    Headers and footers are the top and bottom sections of the document respectively. They are separate sections from the main document, and are often used to hold footnotes, page numbers, titles, and other information.

    Your company likely has conventions and rules in place for the content of headers and footers and also for where page numbers are to be placed. There are, a few standard guidelines to note:

    • Page numbers go in the header or footer. Once you decide where to put the page number, Word will keep track of it for you.
    • Business letters do not have headers, and they get page numbers only if they run to three or more pages.
    • Footers containing page numbers can start on the first page.
    • For headers and footers in reports, see Module 6.
    Adding Headers, Footers & Page Numbers

    In Google Docs, you can also add dates, titles, or names to every page in a document using headers and footers.

    Add or change headers & footers:

    1. Open a document in Google Docs
    2. Click Insert > Header & page number
    3. Choose Header or Footer
    4. Enter text into the header or footer

    If you want the header or footer on the first page to be different different from the other pages, check Different first page header/footer. This option is only available for the first page; you can’t create a unique header or footer for each page.

    To add page numbers as your header or footer, select Page number in the dropdown menu instead of Header or Footer.

    Spell Check and Grammar Check

    Google Docs’ Grammar Check is integrated with the Spell Check function. The Grammar Check feature underlines words that the application’s engine tags as possible grammatical errors. For example, the Grammar Check will likely underline “its” if the engine thinks you typed the wrong form of the word in the context of the sentence.

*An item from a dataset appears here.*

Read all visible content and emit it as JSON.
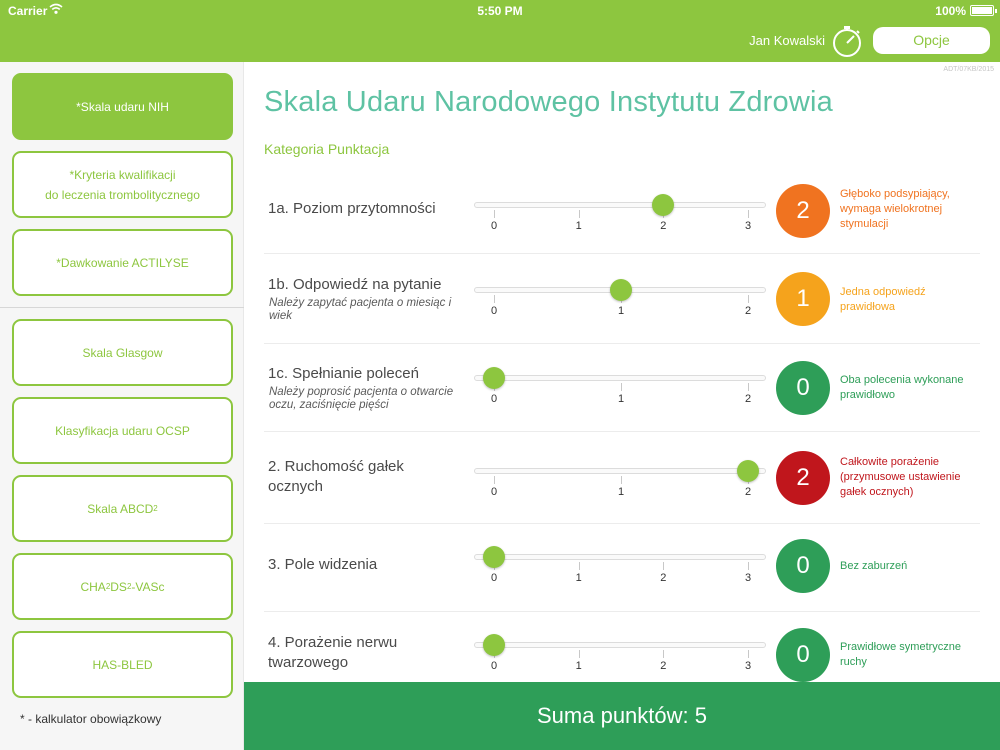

Open the “Did You Mean…” dialog box for the word, then correct the word if a correction is warranted. The Spell Check function works in the same way as in Word for misspellings, except that correct spellings of the word are presented in the Change Spelling To dialog box.

    Sentence Length

    Earlier in this module concise writing was emphasized. Google docs has a feature that helps track the lengths of sentences.

    You can open the word counter in two different ways:

    • Click on the tab at the top of the page titled Tools. Find Word Count in the drop-down menu and click on it.
    • Use a keyboard shortcut. For PC users, press Ctrl+Shift+C. For Mac users, press Command+Shift+C

    Once you’ve opened the word counter, a dialogue box will appear listing the number of pages, words, characters, and characters excluding spaces in your document.


    1. Farnworth, Demian. "How To Dramatically Improve Your Writing With White Space." nd. Web. 13 June 2018.